"Boys will be boys" also stands as a sickening rationale for the beastly behavior of boys. I know that young men, especially when in a group (or "pack") will often do things they would never do alone, especially when fueled or emboldened by booze (which conveniently dismantles inhibitions quite nicely). All it takes for them to "get away with it" is to threaten their victim with telling the school wild tales and lies - which (tragically) people tend to believe far more than the truth. Even the victims will believe it. Easier to believe they deserved what they got than to believe they deserved far better behavior from their peers (whatever age and gender).

Dr. Ford has apparently made a good life for herself and gotten over the assault about as well as one can get over the abuse of trust and of their body. Kavanaugh has also done quite well. Many women have come gushing to his defense, and his wife has even gone out and given newsmen/women cupcakes during this terrible ordeal the world is putting her poor hubby through. Dr. Ford has had to hire security, endure death threats, and leave her home, while #45 (the pussy grabber in chief) sings the praises of his SCOTUS nominee and slams the temerity of Dr. Ford to share what happened so many years ago (and add all this crap to her PTSD).
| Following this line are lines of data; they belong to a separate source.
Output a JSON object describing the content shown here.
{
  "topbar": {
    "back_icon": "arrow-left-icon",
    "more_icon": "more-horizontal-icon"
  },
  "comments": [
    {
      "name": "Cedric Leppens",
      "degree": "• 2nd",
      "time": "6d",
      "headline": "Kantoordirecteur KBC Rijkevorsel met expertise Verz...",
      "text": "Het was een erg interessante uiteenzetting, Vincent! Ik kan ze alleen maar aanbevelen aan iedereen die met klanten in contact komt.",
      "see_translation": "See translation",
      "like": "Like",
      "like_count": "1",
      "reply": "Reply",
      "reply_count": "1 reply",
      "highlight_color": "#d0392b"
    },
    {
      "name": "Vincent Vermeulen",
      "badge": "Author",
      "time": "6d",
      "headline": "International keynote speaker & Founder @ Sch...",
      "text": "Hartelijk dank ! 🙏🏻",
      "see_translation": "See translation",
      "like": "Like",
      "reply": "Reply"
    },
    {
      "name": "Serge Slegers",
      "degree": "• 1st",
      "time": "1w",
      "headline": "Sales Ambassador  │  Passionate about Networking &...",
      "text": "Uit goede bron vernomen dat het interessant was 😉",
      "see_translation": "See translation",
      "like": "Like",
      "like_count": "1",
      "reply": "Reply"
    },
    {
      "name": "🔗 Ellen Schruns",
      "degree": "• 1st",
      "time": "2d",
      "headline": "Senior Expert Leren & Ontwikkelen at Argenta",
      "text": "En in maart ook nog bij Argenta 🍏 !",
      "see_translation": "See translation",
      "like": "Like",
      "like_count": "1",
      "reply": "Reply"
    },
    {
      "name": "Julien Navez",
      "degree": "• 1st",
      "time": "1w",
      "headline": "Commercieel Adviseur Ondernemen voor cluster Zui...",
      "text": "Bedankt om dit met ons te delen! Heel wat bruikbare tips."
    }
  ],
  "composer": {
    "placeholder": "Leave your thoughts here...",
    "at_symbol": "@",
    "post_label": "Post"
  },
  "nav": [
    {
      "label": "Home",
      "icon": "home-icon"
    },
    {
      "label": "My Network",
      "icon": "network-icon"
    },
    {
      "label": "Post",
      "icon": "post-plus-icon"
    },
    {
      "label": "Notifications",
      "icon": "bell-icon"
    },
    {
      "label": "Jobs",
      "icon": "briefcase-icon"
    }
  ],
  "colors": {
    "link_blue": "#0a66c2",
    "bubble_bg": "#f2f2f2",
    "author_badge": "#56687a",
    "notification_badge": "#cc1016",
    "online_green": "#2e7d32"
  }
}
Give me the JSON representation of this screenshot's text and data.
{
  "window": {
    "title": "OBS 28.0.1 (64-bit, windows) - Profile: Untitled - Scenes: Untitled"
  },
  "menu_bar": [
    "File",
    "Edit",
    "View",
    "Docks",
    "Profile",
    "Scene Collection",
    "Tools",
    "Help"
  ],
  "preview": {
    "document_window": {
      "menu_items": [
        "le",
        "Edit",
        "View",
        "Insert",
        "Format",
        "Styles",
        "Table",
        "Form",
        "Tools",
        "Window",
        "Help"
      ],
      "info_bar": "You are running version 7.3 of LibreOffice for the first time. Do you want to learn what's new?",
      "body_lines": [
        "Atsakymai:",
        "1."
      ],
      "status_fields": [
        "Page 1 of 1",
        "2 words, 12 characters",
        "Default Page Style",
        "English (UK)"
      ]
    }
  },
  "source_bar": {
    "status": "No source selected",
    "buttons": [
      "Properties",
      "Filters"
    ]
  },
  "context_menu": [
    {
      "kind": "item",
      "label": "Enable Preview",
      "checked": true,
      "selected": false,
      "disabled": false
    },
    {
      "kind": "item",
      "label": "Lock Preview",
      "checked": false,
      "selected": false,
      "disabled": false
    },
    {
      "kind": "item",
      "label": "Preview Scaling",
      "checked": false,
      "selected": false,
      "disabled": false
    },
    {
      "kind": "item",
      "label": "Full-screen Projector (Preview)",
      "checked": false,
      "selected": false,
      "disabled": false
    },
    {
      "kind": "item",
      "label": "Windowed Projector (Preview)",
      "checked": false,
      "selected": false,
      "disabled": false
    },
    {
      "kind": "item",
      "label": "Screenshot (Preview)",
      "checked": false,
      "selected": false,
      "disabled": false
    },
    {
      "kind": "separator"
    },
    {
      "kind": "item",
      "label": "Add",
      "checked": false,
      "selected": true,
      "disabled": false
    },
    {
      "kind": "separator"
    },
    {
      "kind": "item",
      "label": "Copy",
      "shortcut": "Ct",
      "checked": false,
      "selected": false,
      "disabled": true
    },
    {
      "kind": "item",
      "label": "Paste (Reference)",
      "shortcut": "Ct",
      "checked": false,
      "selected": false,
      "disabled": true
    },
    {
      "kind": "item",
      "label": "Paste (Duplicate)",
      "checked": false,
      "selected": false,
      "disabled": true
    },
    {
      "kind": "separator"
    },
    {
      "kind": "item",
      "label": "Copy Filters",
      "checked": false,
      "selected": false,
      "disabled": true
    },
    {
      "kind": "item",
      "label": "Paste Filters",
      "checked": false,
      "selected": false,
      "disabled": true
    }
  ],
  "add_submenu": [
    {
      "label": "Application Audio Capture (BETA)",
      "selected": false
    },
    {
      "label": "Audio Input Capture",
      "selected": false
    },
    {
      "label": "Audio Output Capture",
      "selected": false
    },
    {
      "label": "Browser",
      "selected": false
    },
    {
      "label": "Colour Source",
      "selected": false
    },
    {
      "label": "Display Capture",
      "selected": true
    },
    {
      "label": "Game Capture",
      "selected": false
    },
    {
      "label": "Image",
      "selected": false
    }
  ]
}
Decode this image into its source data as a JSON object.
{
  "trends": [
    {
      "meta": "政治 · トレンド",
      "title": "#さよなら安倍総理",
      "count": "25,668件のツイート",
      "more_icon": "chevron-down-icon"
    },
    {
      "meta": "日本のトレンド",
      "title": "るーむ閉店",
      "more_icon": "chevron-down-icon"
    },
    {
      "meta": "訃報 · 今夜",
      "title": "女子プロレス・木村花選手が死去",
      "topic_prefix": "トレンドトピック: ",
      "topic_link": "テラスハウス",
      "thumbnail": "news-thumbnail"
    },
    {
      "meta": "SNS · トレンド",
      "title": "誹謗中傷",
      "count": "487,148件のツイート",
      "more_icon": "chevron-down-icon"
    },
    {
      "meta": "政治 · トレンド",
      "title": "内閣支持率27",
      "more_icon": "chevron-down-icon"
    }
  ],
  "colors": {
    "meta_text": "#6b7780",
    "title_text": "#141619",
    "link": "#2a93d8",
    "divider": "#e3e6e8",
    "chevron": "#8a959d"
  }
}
As a cop in Spokane, I have no doubt I would have been sensitive to any young lady reporting an acquaintanceship-rape, and yet I also know I would have had all those other questions in the back of my mind - blaming her for what she got, even if I didn't want to, mean to, or intend to. Why?

All I know is: I'm a guy.

That's not an excuse. It is just a statement of fact. I will add, however, that I have learned a lot more about women, assaults, and the #MeToo movement. I have made efforts to grow up, to be kinder, to be more thoughtful, less arrogant, and less abusive. I'm not there yet, of course. I'm still a guy. I'm still human - not as God designed or intended, but as happened after the Fall in the Garden.

I have no doubt that Dr. Ford was assaulted as a high school girl, and that among her assailants was Kavanaugh. His quick denial of doing anything wrong before he even knew who was making what accusations speaks volumes. Informed of an accusation, people immediately want to know who said what. The child who pipes up, "I didn't do it," before hearing any details is always, always, always guilty. Kavanaugh has lied during several of his confirmation hearings (now, as well as last decade), and I believe he is lying now. Kavanaugh has riffed off the Las Vegas ad campaign: "What happen(s) at (his school) stays at (his school)." His high school buddy has written books alluding to their antics in high school. Kavanaugh lies and has no place serving on the Supreme Court and, in my opinion, should be impeached for lying under oath during his hearings when he was made a federal judge.

I do know there are and have been false accusations made against men from time to time. Men are not the world's only liars. But I have no reason to believe this situation is one of those. Everything Dr. Ford has spoken of reeks of the gawd-awful truth that she was in high school, and attended a party where there was drinking and swimming and where one of the two young men she knew drunkenly tried to rape her while the other watched and possibly tried to help his buddy and not her. That event is seared in her memory only as traumatic events can be.

I stand with Dr. Ford. Why? Because I'm not a guy. I'm a man, a child of God, and we men have been called to love justice, do mercy, and to walk humbly with God. It's time for us to grow up, take responsibility for our attitudes and actions, make amends as best we can (with amendment of life) and giving all people - but especially women - their due (respect, dignity, and genuine listening).